# YOUR OBJECTIVE
Scan the entries below and extract each line with the word "points" in it.

# RECORDS FOR THE EXERCISE
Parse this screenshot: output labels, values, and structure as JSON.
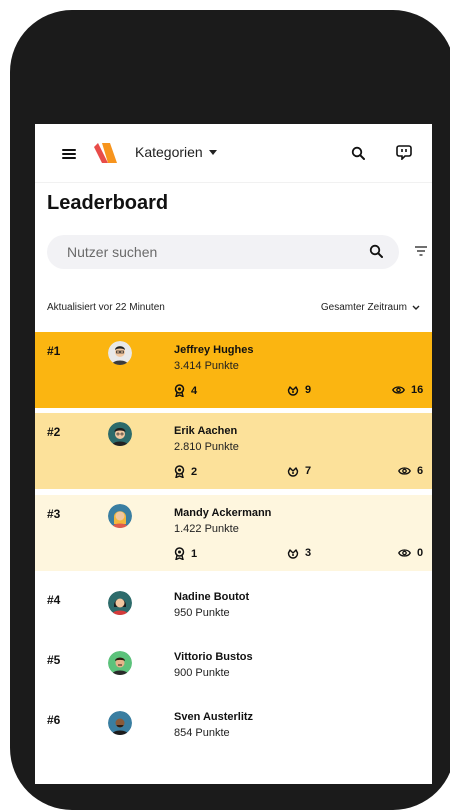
{
  "header": {
    "category_label": "Kategorien",
    "menu_icon": "hamburger-menu-icon",
    "logo": "brand-logo",
    "search_icon": "search-icon",
    "chat_icon": "chat-bubble-icon"
  },
  "page": {
    "title": "Leaderboard",
    "search_placeholder": "Nutzer suchen",
    "updated_text": "Aktualisiert vor 22 Minuten",
    "time_range": "Gesamter Zeitraum"
  },
  "colors": {
    "rank1_bg": "#FBB511",
    "rank2_bg": "#FCE19A",
    "rank3_bg": "#FEF6DE",
    "logo_orange": "#F7941D",
    "logo_red": "#E53935"
  },
  "leaderboard": [
    {
      "rank": "#1",
      "name": "Jeffrey Hughes",
      "points": "3.414 Punkte",
      "badges": "4",
      "likes": "9",
      "views": "16"
    },
    {
      "rank": "#2",
      "name": "Erik Aachen",
      "points": "2.810 Punkte",
      "badges": "2",
      "likes": "7",
      "views": "6"
    },
    {
      "rank": "#3",
      "name": "Mandy Ackermann",
      "points": "1.422 Punkte",
      "badges": "1",
      "likes": "3",
      "views": "0"
    },
    {
      "rank": "#4",
      "name": "Nadine Boutot",
      "points": "950 Punkte"
    },
    {
      "rank": "#5",
      "name": "Vittorio Bustos",
      "points": "900 Punkte"
    },
    {
      "rank": "#6",
      "name": "Sven Austerlitz",
      "points": "854 Punkte"
    }
  ]
}
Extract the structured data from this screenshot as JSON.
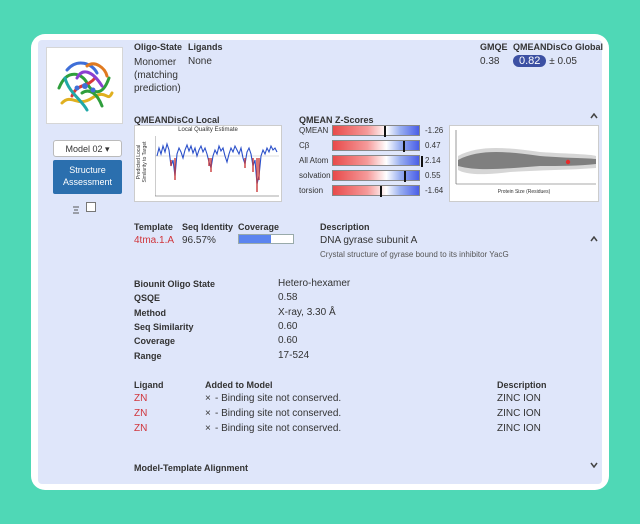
{
  "summary": {
    "oligo_state_label": "Oligo-State",
    "oligo_state_value_1": "Monomer",
    "oligo_state_value_2": "(matching",
    "oligo_state_value_3": "prediction)",
    "ligands_label": "Ligands",
    "ligands_value": "None",
    "gmqe_label": "GMQE",
    "gmqe_value": "0.38",
    "qmeandisco_global_label": "QMEANDisCo Global",
    "qmeandisco_global_value": "0.82",
    "qmeandisco_global_error": "± 0.05"
  },
  "model_menu": {
    "model_label": "Model 02",
    "assessment_label_1": "Structure",
    "assessment_label_2": "Assessment"
  },
  "local": {
    "heading": "QMEANDisCo Local",
    "plot_title": "Local Quality Estimate",
    "ylabel_1": "Predicted Local",
    "ylabel_2": "Similarity to Target"
  },
  "zscores": {
    "heading": "QMEAN Z-Scores",
    "rows": [
      {
        "label": "QMEAN",
        "value": "-1.26",
        "z": -1.26
      },
      {
        "label": "Cβ",
        "value": "0.47",
        "z": 0.47
      },
      {
        "label": "All Atom",
        "value": "2.14",
        "z": 2.14
      },
      {
        "label": "solvation",
        "value": "0.55",
        "z": 0.55
      },
      {
        "label": "torsion",
        "value": "-1.64",
        "z": -1.64
      }
    ],
    "scatter_xlabel": "Protein Size (Residues)"
  },
  "template": {
    "template_label": "Template",
    "template_value": "4tma.1.A",
    "seq_identity_label": "Seq Identity",
    "seq_identity_value": "96.57%",
    "coverage_label": "Coverage",
    "coverage_fraction": 0.6,
    "description_label": "Description",
    "description_value": "DNA gyrase subunit A",
    "description_sub": "Crystal structure of gyrase bound to its inhibitor YacG"
  },
  "details": [
    {
      "label": "Biounit Oligo State",
      "value": "Hetero-hexamer"
    },
    {
      "label": "QSQE",
      "value": "0.58"
    },
    {
      "label": "Method",
      "value": "X-ray, 3.30 Å"
    },
    {
      "label": "Seq Similarity",
      "value": "0.60"
    },
    {
      "label": "Coverage",
      "value": "0.60"
    },
    {
      "label": "Range",
      "value": "17-524"
    }
  ],
  "ligands": {
    "col_ligand": "Ligand",
    "col_added": "Added to Model",
    "col_description": "Description",
    "rows": [
      {
        "ligand": "ZN",
        "added_icon": "×",
        "added": "- Binding site not conserved.",
        "description": "ZINC ION"
      },
      {
        "ligand": "ZN",
        "added_icon": "×",
        "added": "- Binding site not conserved.",
        "description": "ZINC ION"
      },
      {
        "ligand": "ZN",
        "added_icon": "×",
        "added": "- Binding site not conserved.",
        "description": "ZINC ION"
      }
    ]
  },
  "alignment": {
    "heading": "Model-Template Alignment"
  },
  "colors": {
    "background": "#4fd8b6",
    "panel": "#dfe6fa",
    "accent_blue": "#2b6fae",
    "badge": "#3c50a3",
    "ligand_red": "#d0353b"
  }
}
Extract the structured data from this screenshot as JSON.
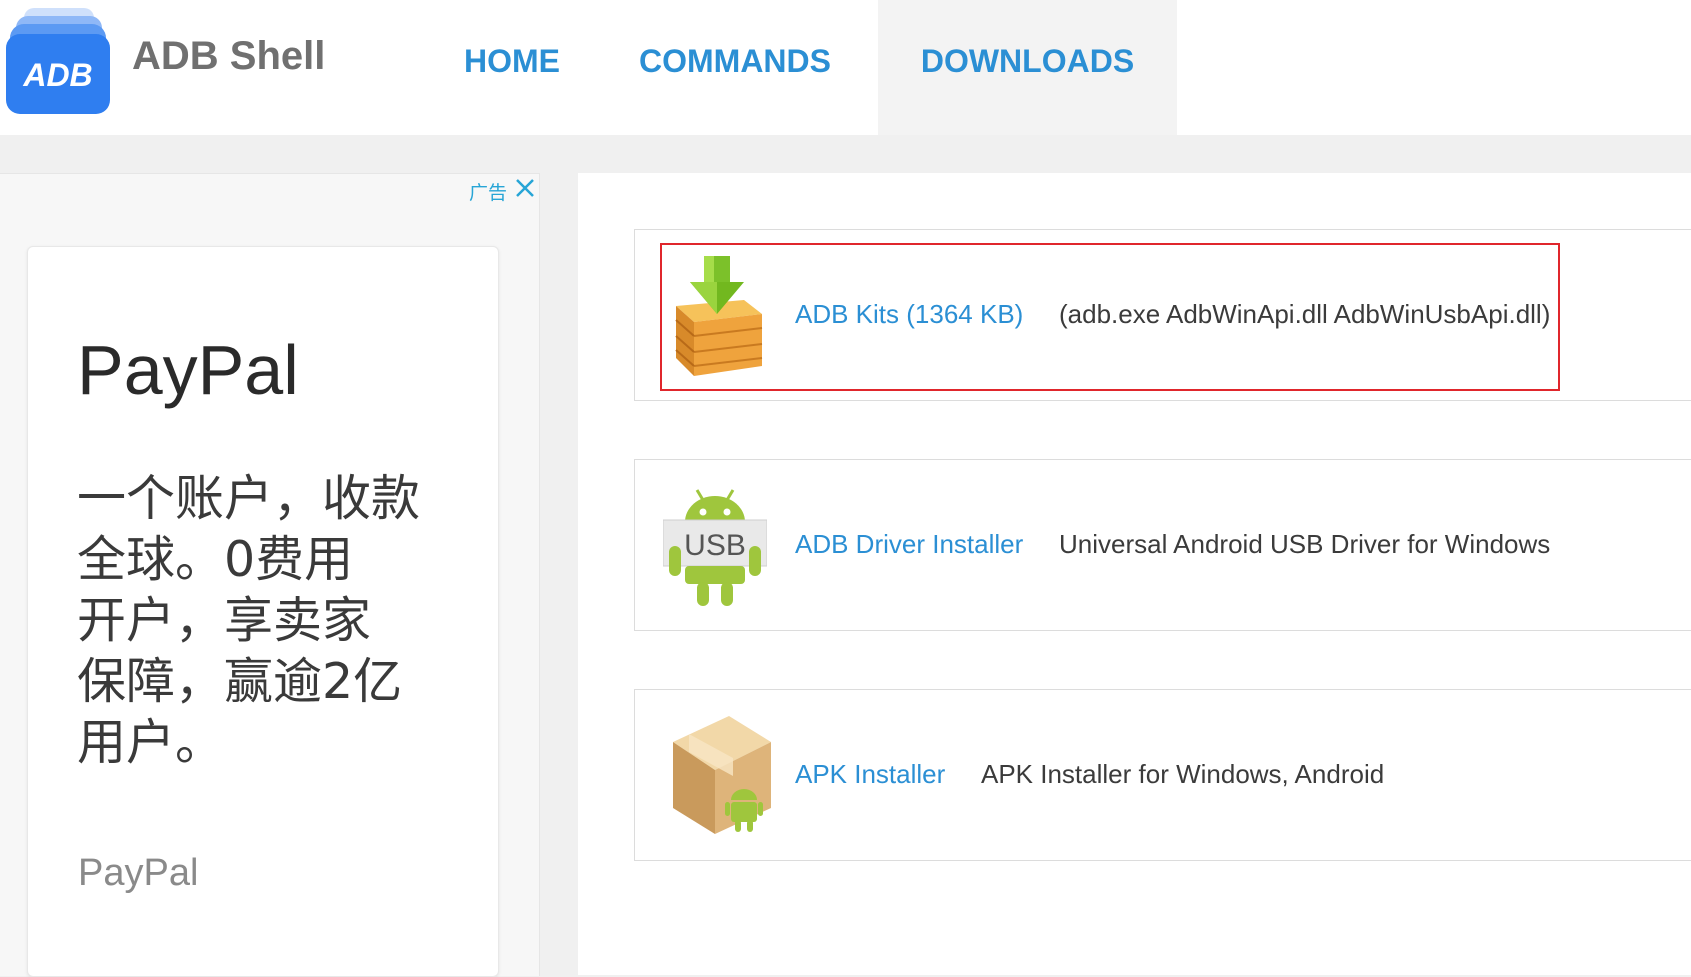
{
  "header": {
    "logo_text": "ADB",
    "site_name": "ADB Shell",
    "nav": [
      {
        "label": "HOME"
      },
      {
        "label": "COMMANDS"
      },
      {
        "label": "DOWNLOADS",
        "active": true
      }
    ]
  },
  "ad": {
    "label": "广告",
    "brand_title": "PayPal",
    "body_lines": [
      "一个账户，收款",
      "全球。0费用",
      "开户，享卖家",
      "保障，赢逾2亿",
      "用户。"
    ],
    "sponsor": "PayPal"
  },
  "downloads": [
    {
      "name": "ADB Kits (1364 KB)",
      "description": "(adb.exe AdbWinApi.dll AdbWinUsbApi.dll)",
      "icon": "box-download-icon",
      "highlighted": true
    },
    {
      "name": "ADB Driver Installer",
      "description": "Universal Android USB Driver for Windows",
      "icon": "android-usb-icon",
      "icon_text": "USB"
    },
    {
      "name": "APK Installer",
      "description": "APK Installer for Windows, Android",
      "icon": "apk-box-icon"
    }
  ],
  "colors": {
    "link": "#2b8fd4",
    "highlight_border": "#e0262c",
    "android_green": "#9fc63d",
    "logo_blue": "#2f7ef0"
  }
}
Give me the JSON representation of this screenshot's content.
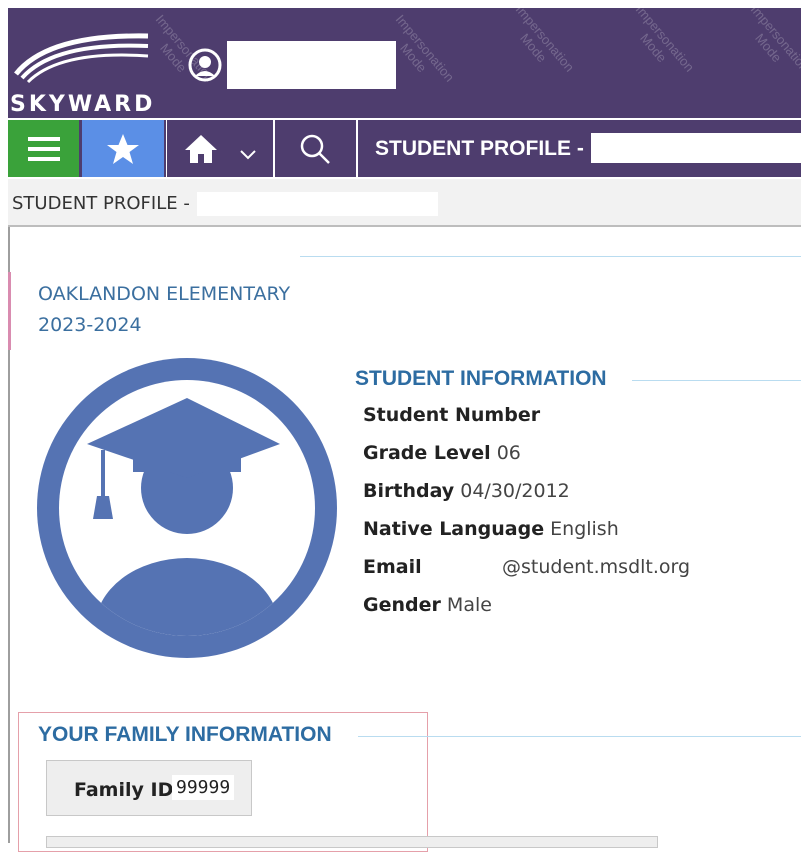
{
  "app": {
    "brand": "SKYWARD",
    "watermark_text": [
      "Impersonation",
      "Mode"
    ],
    "colors": {
      "header": "#4e3d6e",
      "menu_button": "#3aa23a",
      "favorites_button": "#5b8fe6",
      "accent_blue": "#2d6ca2",
      "avatar": "#5573b3"
    }
  },
  "nav": {
    "menu_icon": "hamburger-icon",
    "favorites_icon": "star-icon",
    "home_icon": "home-icon",
    "home_dropdown_icon": "chevron-down-icon",
    "search_icon": "search-icon",
    "page_title": "STUDENT PROFILE -"
  },
  "breadcrumb": "STUDENT PROFILE -",
  "school": {
    "name": "OAKLANDON ELEMENTARY",
    "year": "2023-2024"
  },
  "student_info": {
    "title": "STUDENT INFORMATION",
    "rows": [
      {
        "label": "Student Number",
        "value": ""
      },
      {
        "label": "Grade Level",
        "value": "06"
      },
      {
        "label": "Birthday",
        "value": "04/30/2012"
      },
      {
        "label": "Native Language",
        "value": "English"
      },
      {
        "label": "Email",
        "value": "@student.msdlt.org"
      },
      {
        "label": "Gender",
        "value": "Male"
      }
    ]
  },
  "family_info": {
    "title": "YOUR FAMILY INFORMATION",
    "family_id_label": "Family ID",
    "family_id_value": "99999"
  }
}
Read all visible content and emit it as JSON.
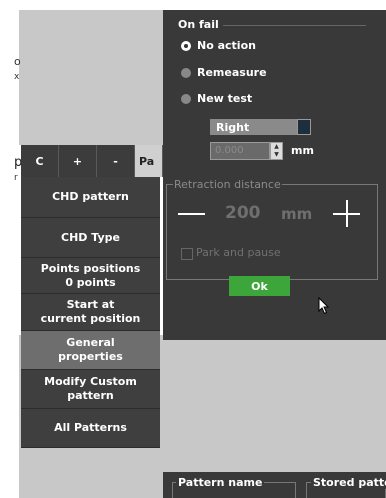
{
  "background_text": {
    "line1": "o",
    "line2": "x",
    "line3": "p",
    "line4": "r"
  },
  "tabs": [
    {
      "label": "C"
    },
    {
      "label": "+"
    },
    {
      "label": "-"
    },
    {
      "label": "Pa"
    }
  ],
  "menu": {
    "items": [
      {
        "label": "CHD pattern"
      },
      {
        "label": "CHD Type"
      },
      {
        "label": "Points positions\n0 points"
      },
      {
        "label": "Start at\ncurrent position"
      },
      {
        "label": "General\nproperties"
      },
      {
        "label": "Modify Custom pattern"
      },
      {
        "label": "All Patterns"
      }
    ],
    "selected_index": 4
  },
  "dialog": {
    "on_fail_title": "On fail",
    "options": [
      {
        "label": "No action",
        "selected": true
      },
      {
        "label": "Remeasure",
        "selected": false
      },
      {
        "label": "New test",
        "selected": false
      }
    ],
    "side_select": "Right",
    "offset_value": "0.000",
    "offset_unit": "mm",
    "retraction_title": "Retraction distance",
    "retraction_value": "200",
    "retraction_unit": "mm",
    "park_label": "Park and pause",
    "ok_label": "Ok"
  },
  "bottom": {
    "pattern_name_label": "Pattern name",
    "stored_label": "Stored patter"
  },
  "colors": {
    "dialog_bg": "#393939",
    "ok_green": "#3ca63a",
    "menu_bg": "#3f3f3f",
    "menu_selected": "#6e6e6e"
  }
}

# EXERCISE RESULT
      "points": "3.414 Punkte",
      "points": "2.810 Punkte",
      "points": "1.422 Punkte",
      "points": "950 Punkte"
      "points": "900 Punkte"
      "points": "854 Punkte"
        "label": "Points positions\n0 points"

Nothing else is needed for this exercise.